Things to consider when you want to get started with information protection (MIP/AIP)

Information Protection gives us the opportunity to classify, label, protect and monitor our (sensitive) information. A lot of improvements has happened over the past years, and it is maturing into a solution I feel everyone should care about. 

 For us who has worked with information protection/RMS for a few years, we always had this feeling that it would one day just explode and become super popular, because how could it not? Who wouldn't want to gain insight into their own data, and have the option to secure what they find most valuable?

The information protection console in preview

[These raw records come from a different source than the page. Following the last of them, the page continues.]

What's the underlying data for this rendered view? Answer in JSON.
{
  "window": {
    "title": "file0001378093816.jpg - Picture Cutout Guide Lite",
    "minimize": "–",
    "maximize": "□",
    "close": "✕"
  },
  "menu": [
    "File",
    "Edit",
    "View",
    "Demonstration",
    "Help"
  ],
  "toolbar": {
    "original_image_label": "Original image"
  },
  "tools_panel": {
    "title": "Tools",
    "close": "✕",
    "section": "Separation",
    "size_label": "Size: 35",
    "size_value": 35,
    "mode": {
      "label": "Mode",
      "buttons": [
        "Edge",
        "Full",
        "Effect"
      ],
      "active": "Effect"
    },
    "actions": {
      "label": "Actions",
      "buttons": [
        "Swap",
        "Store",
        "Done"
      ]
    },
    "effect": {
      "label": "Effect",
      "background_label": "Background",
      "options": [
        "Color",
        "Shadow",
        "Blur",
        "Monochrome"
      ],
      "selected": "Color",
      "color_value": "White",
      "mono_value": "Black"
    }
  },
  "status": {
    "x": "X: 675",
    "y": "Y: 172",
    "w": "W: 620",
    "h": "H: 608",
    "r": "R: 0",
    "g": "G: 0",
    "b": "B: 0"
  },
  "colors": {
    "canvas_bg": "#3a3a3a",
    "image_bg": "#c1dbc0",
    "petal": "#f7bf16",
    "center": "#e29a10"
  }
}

And later I saw that we received more and more questions about it, and we did a few implementations here and there, but it never really caught on. Not the way I thought it would anyway. So, I asked myself why. Why didn't people, even those who had invested in E5 licenses, and who could use the full power of Information protection, start with Information Protection? And the answers where many. We will one day, we don't have time, we need to clean up our data first, we haven't moved to the cloud etc. etc. But many also asked me: How should we start? Well, it is not the technical stuff that usually get's people in trouble. It is the lack of planning.

People will have different thoughts on that. How to start, that is. And I am not saying this is the definitive answer, but it is what I do based on my experiences. First you may want to know a little bit about what prerequisites you might have (allthough these, as so much else, changes over time) Requirements to use Information Protection (AIP, MIP, RMS) in your organizatio:

When I began with RMS I thought that it would be enough to have a standard setup with standard protection, and in some ways it can be, but do we adjust our businesses to AIP/MIP, or do we adjust AIP/MIP to fit our businesses? The answer to me is: A little bit of both. I usually always start with a talk. Talking to the customers about how they work with information, who talks to who, what kind of information do they work with, and what levels of sensitivity do they feel they have. In that way we can create a set of classifications which can be used towards MIP.

A few steps to get started.
So what is this onboarding policy? Well it is a way to give MIP to only the users you specify. This way you can do a pilot, or introduce MIP gradually into your organization: AIP Onboarding policy

I also think it is extremely important to have a sensible tooltip that will help your users understand when to use the label. This will be what the users see when they hover over the label in any app:


I usually also implement a couple of easy DLP rules, that can target for instance GDRP data, or Credit Card info for instance: Setup Office 365 DLP rules

You may also need to create a few sensitive information types that fit your scenario: Add new sensitive info types

As you might see, it is easy to get started, and it really doesn't have to be (shouldn't be) too complex, especially in the beginning. A small and easy to understand setup is a great way to get started. 


Popular posts from this blog

Do not Forward and the protection of attachments

Using Do not Forward or Encrypt Only as the results of a Sensitivity Label